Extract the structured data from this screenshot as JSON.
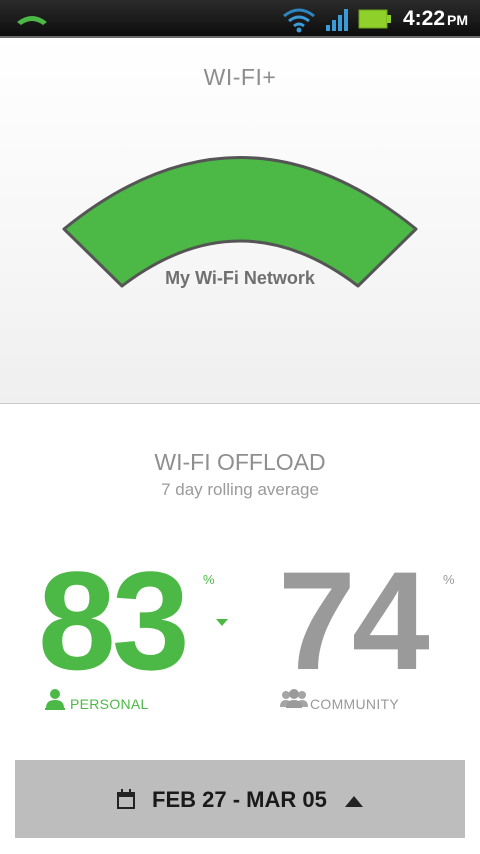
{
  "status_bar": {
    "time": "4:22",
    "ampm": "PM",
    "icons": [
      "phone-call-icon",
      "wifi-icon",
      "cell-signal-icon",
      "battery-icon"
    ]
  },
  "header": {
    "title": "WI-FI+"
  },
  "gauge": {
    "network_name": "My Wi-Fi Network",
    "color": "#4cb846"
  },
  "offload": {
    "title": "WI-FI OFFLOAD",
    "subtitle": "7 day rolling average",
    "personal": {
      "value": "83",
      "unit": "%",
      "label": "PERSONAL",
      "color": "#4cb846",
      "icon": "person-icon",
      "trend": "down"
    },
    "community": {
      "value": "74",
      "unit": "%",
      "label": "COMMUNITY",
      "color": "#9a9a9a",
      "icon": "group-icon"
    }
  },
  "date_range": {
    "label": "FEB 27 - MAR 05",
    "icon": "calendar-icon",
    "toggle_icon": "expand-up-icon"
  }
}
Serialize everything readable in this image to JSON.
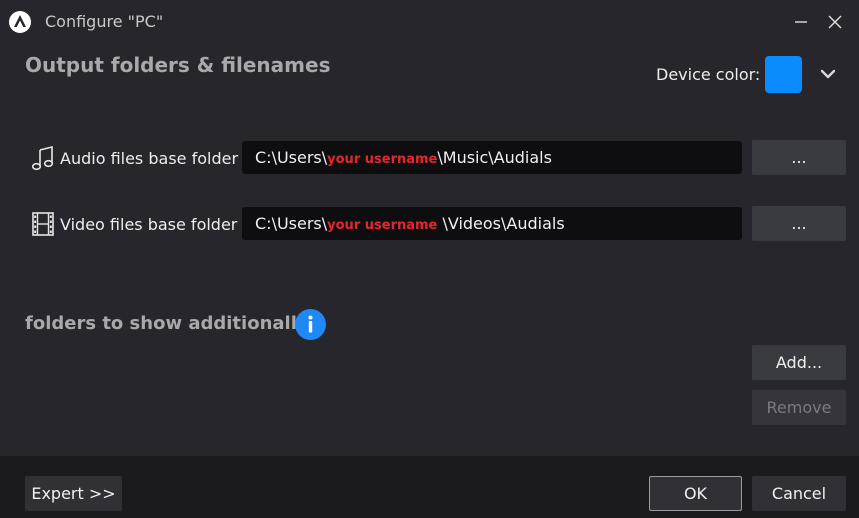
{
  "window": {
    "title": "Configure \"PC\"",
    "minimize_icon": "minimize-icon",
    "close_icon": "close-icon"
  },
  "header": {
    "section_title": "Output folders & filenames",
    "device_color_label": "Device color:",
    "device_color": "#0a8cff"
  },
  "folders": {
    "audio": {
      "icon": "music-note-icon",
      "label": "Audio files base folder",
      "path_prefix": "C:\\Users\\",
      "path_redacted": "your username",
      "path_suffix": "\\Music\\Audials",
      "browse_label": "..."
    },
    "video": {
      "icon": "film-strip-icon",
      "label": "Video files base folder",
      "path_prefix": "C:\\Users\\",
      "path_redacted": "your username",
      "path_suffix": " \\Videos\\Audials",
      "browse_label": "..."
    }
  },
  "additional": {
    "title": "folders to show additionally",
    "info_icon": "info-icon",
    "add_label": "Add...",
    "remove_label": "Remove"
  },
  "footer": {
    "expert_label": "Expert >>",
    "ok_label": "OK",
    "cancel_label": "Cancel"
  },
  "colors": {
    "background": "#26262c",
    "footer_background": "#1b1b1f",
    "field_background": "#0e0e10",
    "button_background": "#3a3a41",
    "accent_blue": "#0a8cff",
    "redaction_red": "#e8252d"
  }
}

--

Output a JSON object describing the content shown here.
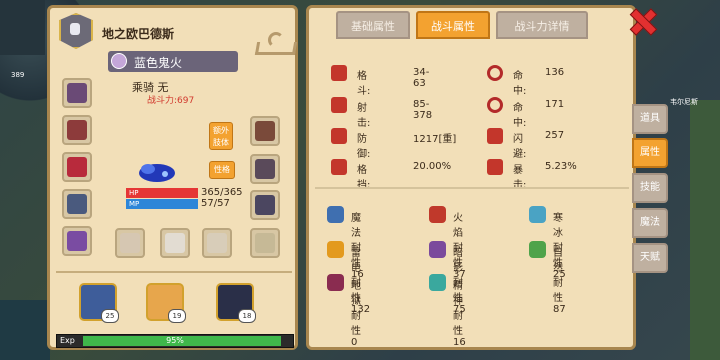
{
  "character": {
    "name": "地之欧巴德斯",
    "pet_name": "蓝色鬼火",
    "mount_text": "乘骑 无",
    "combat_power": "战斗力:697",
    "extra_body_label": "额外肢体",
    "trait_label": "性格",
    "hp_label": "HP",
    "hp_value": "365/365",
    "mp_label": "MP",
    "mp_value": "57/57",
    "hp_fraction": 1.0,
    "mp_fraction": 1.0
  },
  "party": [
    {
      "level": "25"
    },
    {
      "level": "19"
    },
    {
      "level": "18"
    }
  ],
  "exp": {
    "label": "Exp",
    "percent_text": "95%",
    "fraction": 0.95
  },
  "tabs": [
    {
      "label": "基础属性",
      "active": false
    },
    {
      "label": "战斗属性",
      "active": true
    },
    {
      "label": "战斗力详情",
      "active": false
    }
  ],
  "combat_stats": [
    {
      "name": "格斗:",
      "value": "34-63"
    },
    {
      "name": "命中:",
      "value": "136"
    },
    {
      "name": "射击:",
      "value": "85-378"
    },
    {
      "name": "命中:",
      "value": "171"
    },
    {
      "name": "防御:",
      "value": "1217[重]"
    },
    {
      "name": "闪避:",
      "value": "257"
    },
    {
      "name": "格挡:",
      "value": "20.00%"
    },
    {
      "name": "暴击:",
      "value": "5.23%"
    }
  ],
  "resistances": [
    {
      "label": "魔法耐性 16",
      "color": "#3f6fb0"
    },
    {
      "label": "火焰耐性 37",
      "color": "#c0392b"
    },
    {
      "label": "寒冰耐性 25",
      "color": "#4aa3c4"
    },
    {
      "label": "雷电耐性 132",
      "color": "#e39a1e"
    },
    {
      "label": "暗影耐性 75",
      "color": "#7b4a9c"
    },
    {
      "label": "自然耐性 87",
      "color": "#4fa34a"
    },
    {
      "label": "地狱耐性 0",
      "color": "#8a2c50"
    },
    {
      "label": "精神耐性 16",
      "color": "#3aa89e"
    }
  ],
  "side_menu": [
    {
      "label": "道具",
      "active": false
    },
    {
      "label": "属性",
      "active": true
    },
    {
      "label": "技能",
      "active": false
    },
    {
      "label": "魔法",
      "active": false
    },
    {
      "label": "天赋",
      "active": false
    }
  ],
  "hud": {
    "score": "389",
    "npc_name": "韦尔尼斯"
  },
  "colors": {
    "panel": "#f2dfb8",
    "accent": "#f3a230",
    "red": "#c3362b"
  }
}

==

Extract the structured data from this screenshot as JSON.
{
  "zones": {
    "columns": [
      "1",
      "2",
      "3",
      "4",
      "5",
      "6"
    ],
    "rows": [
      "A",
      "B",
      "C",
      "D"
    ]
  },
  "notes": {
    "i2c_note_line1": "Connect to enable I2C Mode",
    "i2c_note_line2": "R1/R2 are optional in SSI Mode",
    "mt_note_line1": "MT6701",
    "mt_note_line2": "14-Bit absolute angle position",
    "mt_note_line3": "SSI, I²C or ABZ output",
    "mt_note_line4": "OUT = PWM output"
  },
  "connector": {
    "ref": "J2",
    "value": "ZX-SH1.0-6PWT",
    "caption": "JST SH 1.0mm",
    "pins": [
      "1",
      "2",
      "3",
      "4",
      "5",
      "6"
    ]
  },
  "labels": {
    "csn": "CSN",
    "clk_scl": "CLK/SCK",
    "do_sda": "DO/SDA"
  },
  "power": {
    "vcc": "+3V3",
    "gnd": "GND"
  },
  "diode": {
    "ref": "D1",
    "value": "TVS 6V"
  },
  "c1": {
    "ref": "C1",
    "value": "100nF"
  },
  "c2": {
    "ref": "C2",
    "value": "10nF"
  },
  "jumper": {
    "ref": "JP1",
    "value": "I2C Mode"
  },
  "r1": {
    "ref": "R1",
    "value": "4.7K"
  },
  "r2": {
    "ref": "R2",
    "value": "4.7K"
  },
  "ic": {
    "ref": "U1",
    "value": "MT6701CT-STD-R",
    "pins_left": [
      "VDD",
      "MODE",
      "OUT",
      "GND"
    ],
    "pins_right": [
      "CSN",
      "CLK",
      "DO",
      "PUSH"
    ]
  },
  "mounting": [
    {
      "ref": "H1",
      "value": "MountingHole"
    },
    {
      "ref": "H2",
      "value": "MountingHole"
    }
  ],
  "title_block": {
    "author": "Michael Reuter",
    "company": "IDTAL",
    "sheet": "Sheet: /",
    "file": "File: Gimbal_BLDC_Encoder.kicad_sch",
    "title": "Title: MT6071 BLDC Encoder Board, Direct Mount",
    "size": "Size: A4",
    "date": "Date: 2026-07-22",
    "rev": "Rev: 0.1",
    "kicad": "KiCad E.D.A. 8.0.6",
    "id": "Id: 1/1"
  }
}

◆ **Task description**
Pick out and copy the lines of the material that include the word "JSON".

◆ **Solution for this problem**
Extract the structured data from this screenshot as JSON.
Serialize everything readable in this image to JSON.
Output a JSON object describing the content shown here.
Extract the structured data from this screenshot as JSON.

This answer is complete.